One of the biggest issues with which I deal in my work with older adult clients is posture. While some clients stand up straight, many others have a slouched posture and a neck and head that often protrude forward. You have certainly seen this yourself–perhaps when you look in the mirror.
Several years ago, I began to experience numbness and tingling in three of my fingers on my left hand. I went to see my physician who referred me to a physical therapist. Much to my surprise the issue was not my fingers but rather my cervical spine; three fingers was a tell-tale sign that it was caused by an impingement. The issue was that my posture had put things out of place and it was time for me to correct that. I was given a few exercises to do each day and within a few weeks the symptoms disappeared; I still continue to do some of the exercises on a regular basis to keep myself and my posture in tip-top form.
The causes of poor posture are many. Some are structural such as scoliosis or joint degeneration. Otherwise, there is a kind of chicken/egg scenario; bad habits such as slouching and a sedentary lifestyle can cause muscle fatigue that will lead to poor posture. In other words, slouching leads to more slouching. Another cause is the tightening of chest muscles over time and the weakening of upper back muscles–and other core muscles; the chest muscles pull the shoulders forward and the back muscles are not strong enough to keep them in place. Of course, weak core muscles also play a major role in compromised posture.
So, what if we are living with poor posture> Are we stuck for life? In some cases, the damage may not be 100% correctable, but improvements can be made almost at any age. There are three exercises that I do and that I have my clients do as well; they make a real difference.
- Chin Tucks. I have blogged about this exercise in the past.
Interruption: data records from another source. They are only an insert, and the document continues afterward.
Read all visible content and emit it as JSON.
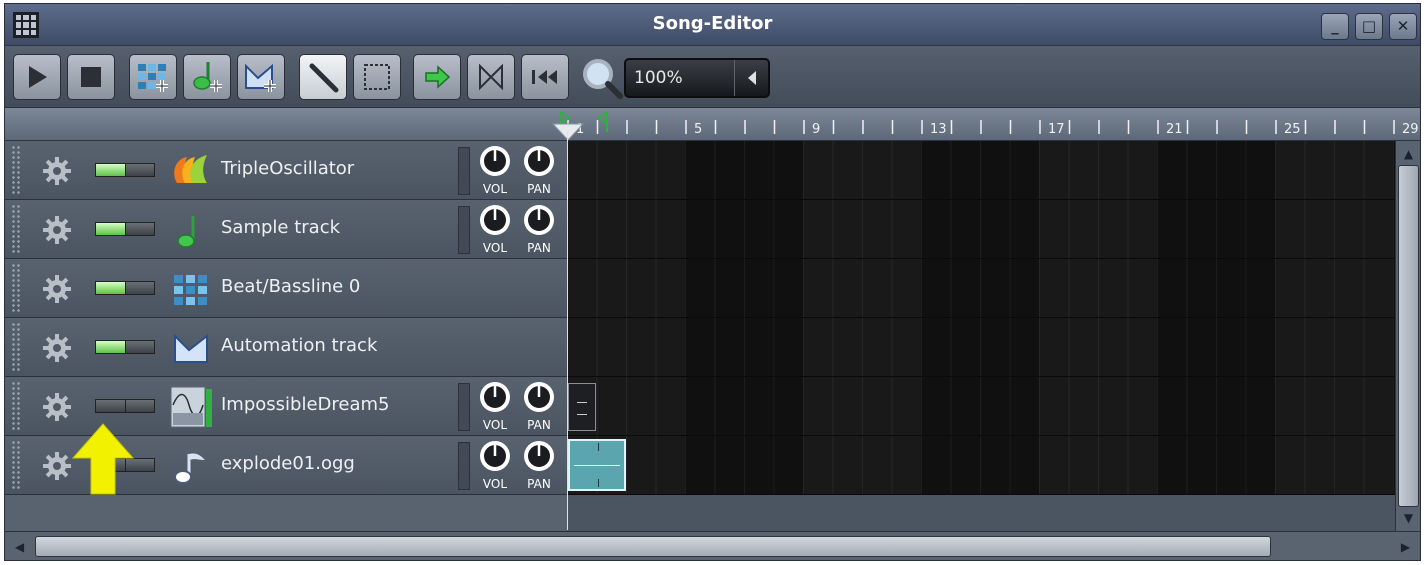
{
  "window": {
    "title": "Song-Editor",
    "buttons": {
      "minimize": "_",
      "maximize": "□",
      "close": "✕"
    }
  },
  "toolbar": {
    "zoom_value": "100%",
    "tools": [
      "play-icon",
      "stop-icon",
      "add-beat-bassline-icon",
      "add-sample-track-icon",
      "add-automation-track-icon",
      "draw-mode-icon",
      "edit-mode-icon",
      "auto-scroll-icon",
      "loop-points-icon",
      "stop-return-icon",
      "zoom-icon"
    ],
    "active_tool": "draw-mode-icon"
  },
  "timeline": {
    "bar_labels": [
      "1",
      "5",
      "9",
      "13",
      "17",
      "21",
      "25",
      "29"
    ]
  },
  "tracks": [
    {
      "name": "TripleOscillator",
      "type": "instrument",
      "muted": false,
      "has_knobs": true,
      "icon": "triple-oscillator-icon"
    },
    {
      "name": "Sample track",
      "type": "sample",
      "muted": false,
      "has_knobs": true,
      "icon": "sample-note-icon"
    },
    {
      "name": "Beat/Bassline 0",
      "type": "beat-bassline",
      "muted": false,
      "has_knobs": false,
      "icon": "beat-bassline-icon"
    },
    {
      "name": "Automation track",
      "type": "automation",
      "muted": false,
      "has_knobs": false,
      "icon": "automation-icon"
    },
    {
      "name": "ImpossibleDream5",
      "type": "instrument",
      "muted": true,
      "has_knobs": true,
      "icon": "plugin-waveform-icon"
    },
    {
      "name": "explode01.ogg",
      "type": "sample",
      "muted": true,
      "has_knobs": true,
      "icon": "audio-file-icon"
    }
  ],
  "knob_labels": {
    "vol": "VOL",
    "pan": "PAN"
  },
  "colors": {
    "led_on": "#5ec148",
    "sample_clip": "#5aa5ae",
    "annotation_arrow": "#f2f200"
  }
}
To do a chin tuck stand or sit up straight, pulling your head back. The best way to think about this is it is as if someone is coming in to give you a kiss and you want to avoid it; you simply draw your head back and away. Do not put your chin on your chest or tilt your head back. This can be held for 30 seconds or 12-15 reps if you prefer. I do this several times a day to combat the effects of looking at my phone, peering over my prayerbook, and simply being lazy.
- Scapular Retractions. There are a number of ways to do these, but I suggest standing straight, relaxing the shoulders (no shrugging), bending the elbows at your side, and then slowly bringing the elbows together behind your back; do not worry if they do not touch! This can be done as a 30-second hold or 12-15 reps. I do scapular retractions several times a day as well. This helps to stretch out the chest muscles that pull the shoulders forward while putting the shoulder blades back in their proper position.
- Wall Hand Sliders. Stand as close as you can to a wall without picture, moulding, etc.; I do it with my nose and tummy literally touching the wall. Do make sure that you are not so close that you will lose balance and fall backwards. Place the palms of both hands on the wall at shoulder height, then slide the hands up the wall as high as possible; bring them back down to shoulder height and repeat 12 times for 2 sets. This is another great chest stretch that also helps with raising the arms overhead, which becomes difficult for many as we age.
If you are experiencing very poor posture associated with pain, make sure to talk with your physician as there could be structural or other issues that should be addressed in addition to, or instead of, these exercises. Otherwise, incorporate these exercises into your daily routine and you may just find that you are standing a little taller, a little straighter, feeling less achy, and looking better in the mirror. It takes some adjustment, but just remember what your mother used to say: “stand up straight!”